According to Environmental Minister Peter Kent, the Canadian government is entering into the shale gas debate by launching two simultaneous studies of fracking and its impacts on the environment. Environment Canada is pursuing an in-house review of the controversial fracking process, while the Council of Canadian Academies will lead an independent investigation to provide an expert assessment of the science and environmental impacts associated with fracking.
Both federal and provincial governments have traditionally supported the development of the country’s rich unconventional gas deposits. Yet growing opposition has led to civil discontent in some areas like Quebec, where concern over fracking’s environmental impact resulted in a moratorium while a more thorough scientific review is conducted.
Quebec’s cautionary approach has prompted others to ask why provinces like British Columbia, Alberta, and New Brunswick, where there is equal cause for concern, are not taking a similar science-based approach.
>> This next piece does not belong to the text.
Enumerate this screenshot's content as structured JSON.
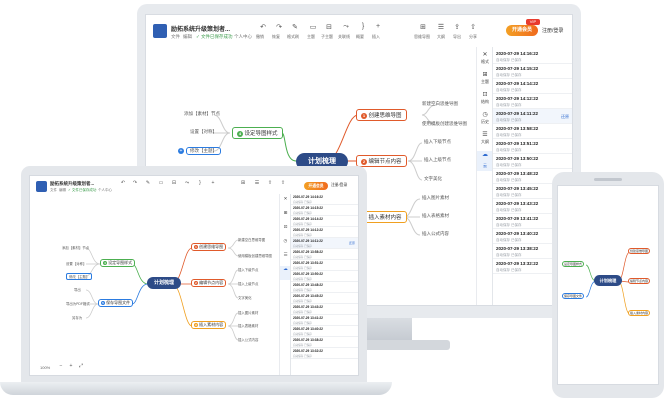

But the federal government has met calls for independent investigations and environmental evaluation with silence.
DeSmog has helped to document the Canadian government’s extensive efforts in Europe to kill climate change legislation targeting the Alberta tar sands. In a major development today, official documents obtained though an Access to Information request by the Dominion newspaper exposed a nefarious “pan-European oil sands advocacy strategy” that is much more coordinated than previously understood.
According to Martin Lukacs at the Dominion Paper, the Canadian government has carried out a secret plan to boost investment and keep world markets open for Alberta’s filthy tar sands oil. Their strategies include collaboration with major oily allies to aggressively undermine European environmental measures.
While very little of Alberta’s tar sands oil is currently exported to Europe (nearly all goes to the U.S.), the entrenched tar sands defenders in Canadian government and the oil companies who stand to profit from tar sands development are concerned that Europe’s efforts to favor low-carbon fuel sources could influence other countries that also need to find ways to reduce global warming emissions - say the U.S. for instance.
That could spell disaster for the Alberta tar sands profiteers, since the tar sands are known to have a far greater carbon footprint than conventional oil, and certainly more than rapidly-growing alternative fuels.
The Canadian federal Commissioner on the Environment says that the federal government (Liberal or Conservative) is failing miserably when it comes to the environment.
In his report, commissioner Ron Thompson says that, the “ambition and momentum” that once existed when it came to environmentally sustainable policies “have faded and that strategies are a major disappointment.”
Democracy is utterly dependent upon an electorate that is accurately informed. In promoting climate change denial (and often denying their responsibility for doing so) industry has done more than endanger the environment. It has undermined democracy.
There is a vast difference between putting forth a point of view, honestly held, and intentionally sowing the seeds of confusion. Free speech does not include the right to deceive. Deception is not a point of view. And the right to disagree does not include a right to intentionally subvert the public awareness.